◆ **Exercise**: What the task requires is each entry, restated exactly.
··· Input for this task ···
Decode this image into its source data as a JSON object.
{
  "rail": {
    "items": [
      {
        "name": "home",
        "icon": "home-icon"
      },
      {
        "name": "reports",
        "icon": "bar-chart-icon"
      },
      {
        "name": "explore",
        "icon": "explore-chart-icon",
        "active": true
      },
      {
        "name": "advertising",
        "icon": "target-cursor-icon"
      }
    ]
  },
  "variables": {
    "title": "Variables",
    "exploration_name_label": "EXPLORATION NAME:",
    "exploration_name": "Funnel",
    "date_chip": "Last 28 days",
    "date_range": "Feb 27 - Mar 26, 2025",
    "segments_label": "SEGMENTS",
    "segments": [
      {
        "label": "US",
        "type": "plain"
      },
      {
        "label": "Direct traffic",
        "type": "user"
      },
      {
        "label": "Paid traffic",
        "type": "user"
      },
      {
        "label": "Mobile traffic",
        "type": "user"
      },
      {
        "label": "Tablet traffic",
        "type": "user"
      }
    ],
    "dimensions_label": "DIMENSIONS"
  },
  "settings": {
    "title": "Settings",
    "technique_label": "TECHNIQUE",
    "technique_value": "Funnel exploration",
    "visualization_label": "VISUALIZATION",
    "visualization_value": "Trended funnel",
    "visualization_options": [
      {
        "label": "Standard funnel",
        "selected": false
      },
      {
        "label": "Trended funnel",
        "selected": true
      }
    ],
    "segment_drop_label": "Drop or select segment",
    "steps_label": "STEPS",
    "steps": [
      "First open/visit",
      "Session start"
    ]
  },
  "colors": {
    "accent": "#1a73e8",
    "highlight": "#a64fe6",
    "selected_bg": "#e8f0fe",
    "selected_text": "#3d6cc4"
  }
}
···
◆ **Task response**:
Decode this image into its source data as a JSON object.
{
  "rail": {
    "items": [
      {
        "name": "home",
        "icon": "home-icon"
      },
      {
        "name": "reports",
        "icon": "bar-chart-icon"
      },
      {
        "name": "explore",
        "icon": "explore-chart-icon",
        "active": true
      },
      {
        "name": "advertising",
        "icon": "target-cursor-icon"
      }
    ]
  },
  "variables": {
    "title": "Variables",
    "exploration_name_label": "EXPLORATION NAME:",
    "exploration_name": "Funnel",
    "date_chip": "Last 28 days",
    "date_range": "Feb 27 - Mar 26, 2025",
    "segments_label": "SEGMENTS",
    "segments": [
      {
        "label": "US",
        "type": "plain"
      },
      {
        "label": "Direct traffic",
        "type": "user"
      },
      {
        "label": "Paid traffic",
        "type": "user"
      },
      {
        "label": "Mobile traffic",
        "type": "user"
      },
      {
        "label": "Tablet traffic",
        "type": "user"
      }
    ],
    "dimensions_label": "DIMENSIONS"
  },
  "settings": {
    "title": "Settings",
    "technique_label": "TECHNIQUE",
    "technique_value": "Funnel exploration",
    "visualization_label": "VISUALIZATION",
    "visualization_value": "Trended funnel",
    "visualization_options": [
      {
        "label": "Standard funnel",
        "selected": false
      },
      {
        "label": "Trended funnel",
        "selected": true
      }
    ],
    "segment_drop_label": "Drop or select segment",
    "steps_label": "STEPS",
    "steps": [
      "First open/visit",
      "Session start"
    ]
  },
  "colors": {
    "accent": "#1a73e8",
    "highlight": "#a64fe6",
    "selected_bg": "#e8f0fe",
    "selected_text": "#3d6cc4"
  }
}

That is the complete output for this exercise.